Advocacy efforts by the nonprofit organization Families Fighting the Flu were part the gradual change of the CDC recommendation toward universal immunization.
About 100 American children die each year from the flu, according to its executive director, Laura Scott. "It's devastating."
"The more people who get vaccinated, the less disease there is that spreads," said Scott. "You can build a cocoon around your family. Even if you don't have the infant vaccinated, you still have to vaccinate everyone around that baby."
Julie Moise of Kansas City, Mo., lost her 7-month-old son Ian to the flu in 2003. He got sick just 10 days after he had received his first of two flu shots. Her other children had full doses of the vaccine and never got sick.
Moise, a 41-year-old flight attendant, said she was initially "unconcerned" when Ian was diagnosed with the flu by his pediatrician. But by the end of the first day, he was "panting." The doctor reassured her that was normal in a child with a fever.
"His panting turned into more of a sigh and I thought that was a good thing," said Moise. "But later the doctor told me that happens when people's organs are shutting down."
Moise, too, was bedridden with the flu and called her husband to come home from work and help. She called the doctor's office again.

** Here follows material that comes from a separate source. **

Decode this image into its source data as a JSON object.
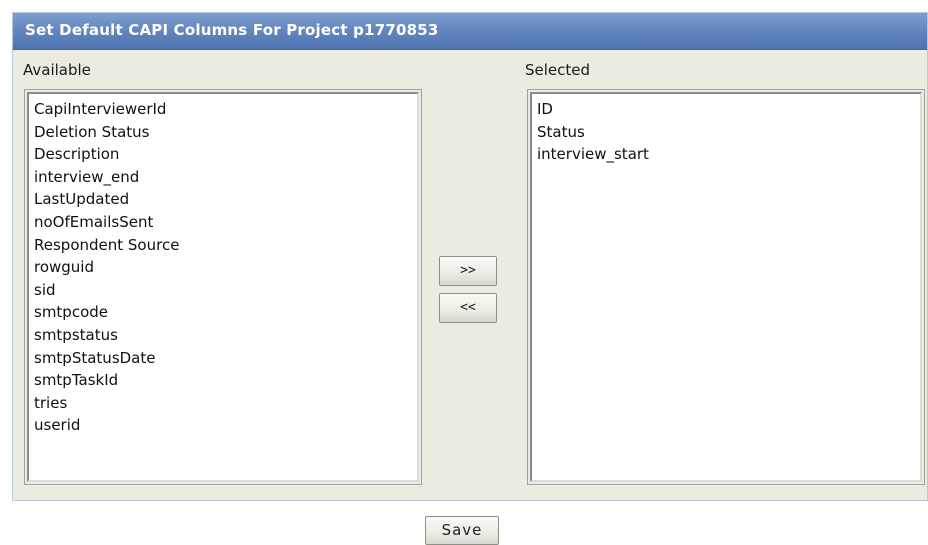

"Glen walks in the door and the phone rings -- it's the nurse," she said. "He told her, 'I don't like his coloring, let's take him to the emergency room.' Then Ian stopped breathing."
Moise, who is trained in CPR, attempted to save Ian while they rushed to the ER. They stopped at a nearby fire station and rescue workers also tried unsuccessfully to revive the baby. He died that afternoon at the hospital.

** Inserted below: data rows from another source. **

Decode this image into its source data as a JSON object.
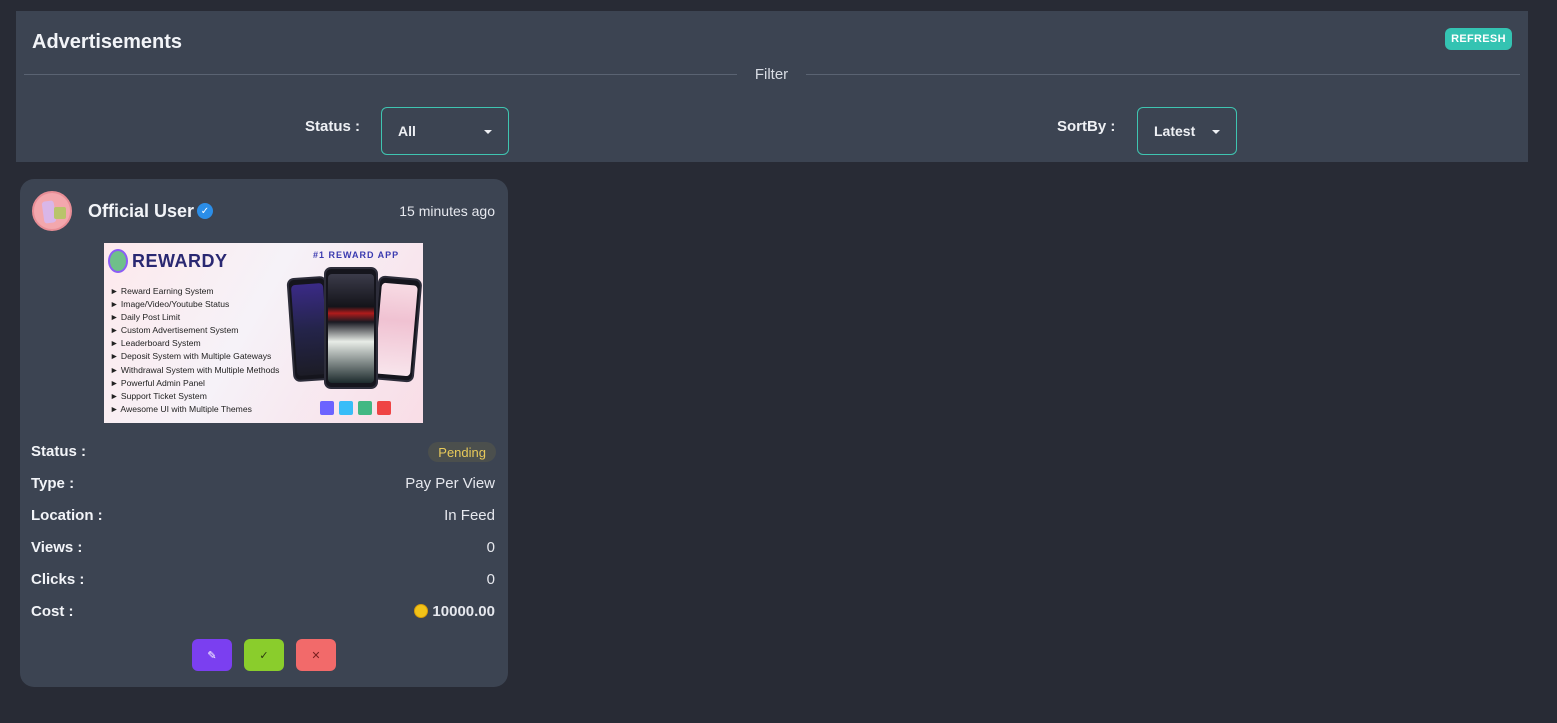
{
  "header": {
    "title": "Advertisements",
    "refresh_label": "REFRESH",
    "filter_label": "Filter"
  },
  "filters": {
    "status_label": "Status :",
    "status_value": "All",
    "sortby_label": "SortBy :",
    "sortby_value": "Latest"
  },
  "ad_card": {
    "user_name": "Official User",
    "time_ago": "15 minutes ago",
    "image": {
      "brand": "REWARDY",
      "tagline": "#1 REWARD APP",
      "features": [
        "► Reward Earning System",
        "► Image/Video/Youtube Status",
        "► Daily Post Limit",
        "► Custom Advertisement System",
        "► Leaderboard System",
        "► Deposit System with Multiple Gateways",
        "► Withdrawal System with Multiple Methods",
        "► Powerful Admin Panel",
        "► Support Ticket System",
        "► Awesome UI with Multiple Themes"
      ]
    },
    "rows": {
      "status_label": "Status :",
      "status_value": "Pending",
      "type_label": "Type :",
      "type_value": "Pay Per View",
      "location_label": "Location :",
      "location_value": "In Feed",
      "views_label": "Views :",
      "views_value": "0",
      "clicks_label": "Clicks :",
      "clicks_value": "0",
      "cost_label": "Cost :",
      "cost_value": "10000.00"
    },
    "actions": {
      "edit_icon": "✎",
      "approve_icon": "✓",
      "reject_icon": "✕"
    }
  },
  "colors": {
    "page_bg": "#282b35",
    "panel_bg": "#3c4452",
    "accent": "#34c3b2",
    "edit": "#7b3ff0",
    "approve": "#8acd2c",
    "reject": "#f26a6a",
    "pending": "#e7c95a"
  }
}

"The message is: First of all, take the flu seriously," she said. "We didn't think healthy children die of the flu. It's a preventable disease … And it doesn't discriminate. It can hit anyone."
After their son's death, the Moises founded Ian's Rainbow Flu Foundation to raise awareness.
Those who have survived influenza say its effects can be devastating.
Luke Duvall, now 20, came down with the flu in October 2009, and it took him a whole year to recover fully.
One-third of his Atkins, Ark., high school was hit hard with that strain of the flu.
Duvall was rushed to the hospital by ambulance. He nearly collapsed in the shower because he couldn't breathe.
"My blood pressure was so low that they couldn't draw blood and I almost crashed in the ambulance on the road," he said. "They had to pull over and stabilize me."
The next morning he was flown to Little Rock, where he stayed for 34 days, much of the time in a coma and on a respirator. "At one time, they had 20 IVs pumping all kinds of things into me," he said.
Duvall spent 17 days in rehab because he had lost 36 of his 157 pounds. "I had to relearn how to walk and how to drink and eat," he said. "I had to relearn daily functions like dressing myself."
All this, according to Duvall, because one student who boarded a football bus for a game had the flu and infected the entire team.
"He was a star athlete," he said. "If he had just had the vaccine, all of this would have stopped. It would have ended there. You don't just get it for yourself, but for those around you. It's a cycle that keeps going."
ABC News information specialist Nicholas Tucker contributed to this report.